People know 'simple' symobls like * / + - form an earl age. Later on, they
will learn some more colpex opertors like log/ln/raising to a power.

For some bizar reason, they are not willing to accept a 'complex' operation
like 'take the literal symbolw of the right-part, and add those symbols to
the right of the left part' to be a dot (.), and they expect some kind of
precedence, while between / and * there is none, and + and - there is none,
and people just read from left to right.

Don't you think it's strange that when handling just strings, there is
little to no confusion, but as soon as number play a part all hell breaks
loose? It's just a lack of abstract thinking IMO.

Grtz,
--
Rik Wasmus

## Re: Butt ugly

Hm,

my apologies for the terrible spelling throughout that post.
Once I get excited my english tends to suffer :-)

Grtz,
--
Rik Wasmus

## Re: Butt ugly

back
things

But allowed in PHP, a loosely typed language giving great flexibility to the
programmer

...there are two levels to the precedence rules and basically stated: when
to operators have equal precedence then left to right rules apply unless
otherwise noted.
see:
http://us3.php.net/manual/en/language.operators.php#language.operators.precedence

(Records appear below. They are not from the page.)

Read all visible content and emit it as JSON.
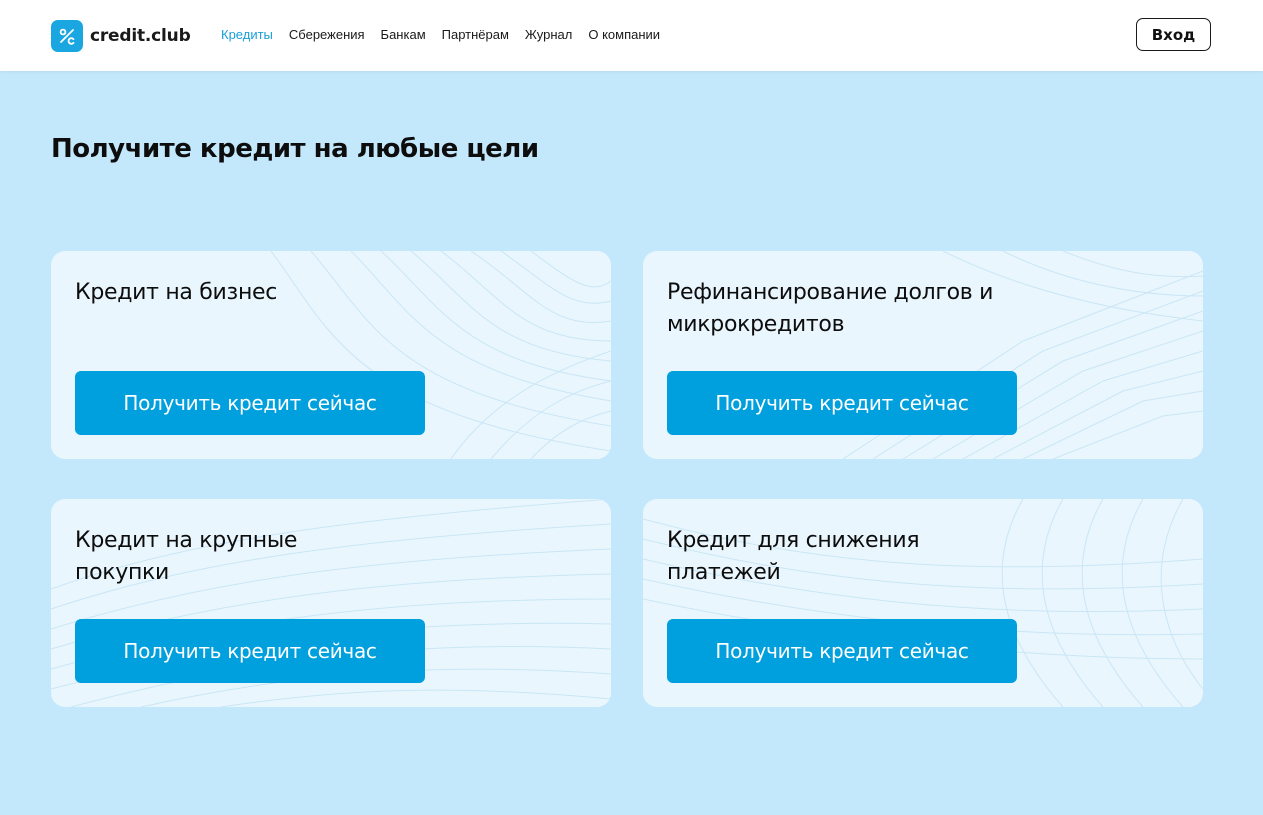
{
  "header": {
    "logo_text": "credit.club",
    "logo_icon": "percent-badge-icon",
    "nav": [
      {
        "label": "Кредиты",
        "active": true
      },
      {
        "label": "Сбережения",
        "active": false
      },
      {
        "label": "Банкам",
        "active": false
      },
      {
        "label": "Партнёрам",
        "active": false
      },
      {
        "label": "Журнал",
        "active": false
      },
      {
        "label": "О компании",
        "active": false
      }
    ],
    "login_label": "Вход"
  },
  "main": {
    "title": "Получите кредит на любые цели",
    "cards": [
      {
        "title": "Кредит на бизнес",
        "button_label": "Получить кредит сейчас"
      },
      {
        "title": "Рефинансирование долгов и микрокредитов",
        "button_label": "Получить кредит сейчас"
      },
      {
        "title": "Кредит на крупные покупки",
        "button_label": "Получить кредит сейчас"
      },
      {
        "title": "Кредит для снижения платежей",
        "button_label": "Получить кредит сейчас"
      }
    ]
  },
  "colors": {
    "page_background": "#c3e7fb",
    "card_background": "#eaf6fd",
    "accent": "#009fdd",
    "active_nav": "#1aa0d8"
  }
}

operation
none,

## Re: Butt ugly

Norman Peelman wrote:

I'm not saying it cannot be done, I'm saying that when you're talking about
abstract standards, using this example only makes it harder to see the
logic. The fact that it can be done in PHP saves the programmer a terrible
amount of coding. A blessing in most cases, sometimes an unwanted effect.

http://us3.php.net/manual/en/language.operators.php#language.operators.precedence

I know, like I stated earlier:

Grtz,
--
Rik Wasmus

## Re: Butt ugly

Rik said the following on 28/05/2006 12:22:

Not sure about that.  IMO, it's rather abstract to describe addition and
concatenation as related; they're not really doing the same thing at
all.  Not least because concatenation is clearly not commutative.

By this logic, you could say that bitwise-OR is related, and therefore
deserved equal precedence.

I agree with this.

A better example is:

5 * 6 . "Blah"      => "30Blah"
"Blah" . 5 * 6      => "Blah30"
but:

5 + 6 . "Blah"      => "11Blah"
"Blah" . 5 + 6      => 6

This discrepancy is (more or less) the issue in question.

Yes, but are "related" operations, so you would perhaps expect
them to have similar precedence.  Equally, are "related", but are
"unrelated" to .   If all had the same precedence, things
would get messy and unintuitive.  Similarly, as is unrelated to any
of them, you would expect it to have a different precedence, but instead
it's given the same precedence as .

Personally, I don't find it a problem in practice, as I
instinctively/automatically parenthesise anything where the precedence
is hazy or unclear.  However, I'd still be interested to know why the
PHP developers thought that this choice of precedence made sense.

--
Oli